11. Micheyl C, Oxenham AJ. Objective and subjective psychophysical measures of auditory stream integration and segregation. J Assoc Res Otolaryngol. 2010;11(4):709-24. doi: 10.1007/s10162-010-0227-2
12. Roberts B, Glasberg BR, Moore BC. Primitive stream segregation of tone sequences without differences in fundamental frequency of passband. J Acoust Soc Am. 2002;112(5 Pt 1):2074-85. doi: 10.1121/1.1508784
13. Bayat A, Farhadi M, Pourbakht A, Sadjedi H, Emamdjomeh H, Kamali M, et al. Comparison of auditory perception in hearing-impaired and normal-hearing listeners: an auditory scene analysis study. Iran Red Crescent Med J. 2013;15(11):e9477. doi: 10.5812/ircmj.9477
14. Mackersie CL, Prida TL, Stiles D. The role of sequential stream segregation and frequency selectivity in the perception of simultaneous sentences by listeners with sensorineural hearing loss. J Speech Lang Hear Res. 2001;44(1):19-28. doi: 10.1044/1092-4388(2001/002)
15. Mackersie CL. Talker separation and sequential stream segregation in listeners with hearing loss: patterns associated with talker gender. J Speech Language Hear Res. 2003;46(4):912-8. doi: 10.1044/1092-4388(2003/071)
16. Stainsby TH, Moore BC, Glasberg BR. Auditory streaming based on temporal structure in hearing-impaired listeners. Hear Res. 2004;192(1-2):119-30. doi: 10.1016/j.heares.2004.02.003
17. Koopman J. On the perception of sinusoidally amplitude modulated signals and its relevance to listening in noise. [dissertation]. Amsterdam: University of Amsterdam; 2004.

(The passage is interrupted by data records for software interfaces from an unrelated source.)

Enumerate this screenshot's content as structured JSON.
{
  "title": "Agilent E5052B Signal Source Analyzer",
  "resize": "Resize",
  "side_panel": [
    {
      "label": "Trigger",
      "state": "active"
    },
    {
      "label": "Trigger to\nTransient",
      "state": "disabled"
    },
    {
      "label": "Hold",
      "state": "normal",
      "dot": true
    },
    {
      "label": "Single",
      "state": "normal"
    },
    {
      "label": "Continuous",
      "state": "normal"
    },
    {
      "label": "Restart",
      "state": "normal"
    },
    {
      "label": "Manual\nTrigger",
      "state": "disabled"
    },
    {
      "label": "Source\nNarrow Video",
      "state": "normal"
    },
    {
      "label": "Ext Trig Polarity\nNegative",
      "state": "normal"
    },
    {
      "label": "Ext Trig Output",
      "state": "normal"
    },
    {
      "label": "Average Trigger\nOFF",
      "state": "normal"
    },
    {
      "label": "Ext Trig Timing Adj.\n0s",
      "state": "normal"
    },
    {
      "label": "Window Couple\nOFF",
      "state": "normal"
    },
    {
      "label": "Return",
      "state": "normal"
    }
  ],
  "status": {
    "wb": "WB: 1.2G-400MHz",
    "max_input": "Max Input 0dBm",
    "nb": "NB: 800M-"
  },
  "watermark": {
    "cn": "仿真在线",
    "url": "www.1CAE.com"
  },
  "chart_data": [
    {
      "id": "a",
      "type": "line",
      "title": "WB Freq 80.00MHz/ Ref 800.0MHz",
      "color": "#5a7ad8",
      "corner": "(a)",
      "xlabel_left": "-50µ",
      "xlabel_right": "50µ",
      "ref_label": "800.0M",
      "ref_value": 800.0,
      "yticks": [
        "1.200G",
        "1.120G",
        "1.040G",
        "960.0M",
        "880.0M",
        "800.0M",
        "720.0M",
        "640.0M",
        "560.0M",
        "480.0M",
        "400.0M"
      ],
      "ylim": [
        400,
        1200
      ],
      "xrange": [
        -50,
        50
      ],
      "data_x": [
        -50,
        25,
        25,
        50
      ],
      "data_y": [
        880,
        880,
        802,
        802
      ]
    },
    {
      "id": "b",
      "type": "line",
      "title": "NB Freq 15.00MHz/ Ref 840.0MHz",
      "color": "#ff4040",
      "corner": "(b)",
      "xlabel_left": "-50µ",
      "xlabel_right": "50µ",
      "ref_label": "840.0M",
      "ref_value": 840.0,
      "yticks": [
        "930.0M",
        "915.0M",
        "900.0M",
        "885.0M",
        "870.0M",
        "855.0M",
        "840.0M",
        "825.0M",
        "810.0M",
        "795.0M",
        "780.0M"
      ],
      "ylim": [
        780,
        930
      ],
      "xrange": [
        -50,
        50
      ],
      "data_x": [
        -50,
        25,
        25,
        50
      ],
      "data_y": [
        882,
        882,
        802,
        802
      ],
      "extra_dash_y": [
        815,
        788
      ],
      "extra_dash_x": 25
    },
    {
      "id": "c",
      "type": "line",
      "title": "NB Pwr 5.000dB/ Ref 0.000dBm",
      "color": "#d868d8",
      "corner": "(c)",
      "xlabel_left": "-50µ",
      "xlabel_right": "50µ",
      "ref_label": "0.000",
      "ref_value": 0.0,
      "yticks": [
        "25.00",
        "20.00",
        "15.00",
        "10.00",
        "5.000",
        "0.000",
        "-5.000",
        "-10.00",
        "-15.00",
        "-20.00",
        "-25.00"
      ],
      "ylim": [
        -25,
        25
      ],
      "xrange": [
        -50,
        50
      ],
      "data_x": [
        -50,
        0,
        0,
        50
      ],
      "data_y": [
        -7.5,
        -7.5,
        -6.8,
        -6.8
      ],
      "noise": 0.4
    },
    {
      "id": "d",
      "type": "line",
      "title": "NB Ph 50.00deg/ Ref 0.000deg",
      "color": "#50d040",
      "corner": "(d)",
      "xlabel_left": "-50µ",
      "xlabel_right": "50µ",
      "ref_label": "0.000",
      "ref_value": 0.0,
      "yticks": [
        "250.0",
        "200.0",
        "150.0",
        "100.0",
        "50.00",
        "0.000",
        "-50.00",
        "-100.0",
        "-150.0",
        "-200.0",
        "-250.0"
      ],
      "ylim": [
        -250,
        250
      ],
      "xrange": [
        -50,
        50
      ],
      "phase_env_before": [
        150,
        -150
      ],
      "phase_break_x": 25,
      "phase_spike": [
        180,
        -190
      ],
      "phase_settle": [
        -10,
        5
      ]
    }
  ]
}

18. Moore BC, Glasberg BR. Temporal modulation transfer functions obtained using sinusoidal carriers with normally hearing and hearing-impaired listeners. J Acoust Soc Am. 2001;110(2):1067-73. doi: 10.1121/1.1385177
19. Reed CM, Braida LD, Zurek PM. Review of the literature on temporal resolution in listeners with cochlear hearing impairment: A critical assessment of the role of suprathreshold deficits. Trends Amplif. 2009;13(1):4-43. doi: 10.1177/1084713808325412
20. Hopkins K, Moore BCJ. Moderate cochlear hearing loss leads to a reduced ability to use temporal fine structure information. J Acoust Soc Am. 2007;122(2):1055-68. doi: 10.1121/1.2749457
21. Kwon BJ. AUX: A scripting language for auditory signal processing and software packages for psychoacoustic experiments and education. Behav Res Methods. 2012;44(2):361-73. doi: 10.3758/s13428-011-0161-1
22. Levitt H. Transformed up-down methods in psychoacoustics. J Acoust Soc Am. 1971;49(2):467-77. doi: 10.1121/1.1912375
23. Moore BCJ. Cochlear hearing loss: physiological, psychological and technical issues. 2nd ed. West Sussex: John Wiley & Sons; 2007.
24. Nelson PB, Thomas SD. Gap detection as a function of stimulus loudness for listeners with and without hearing loss. J Speech Lang Hear Res. 1997;40(6):1387-94. doi: 10.1044/jslhr.4006.1387
This work is licensed under a Creative Commons Attribution-NonCommercial 4.0 International License.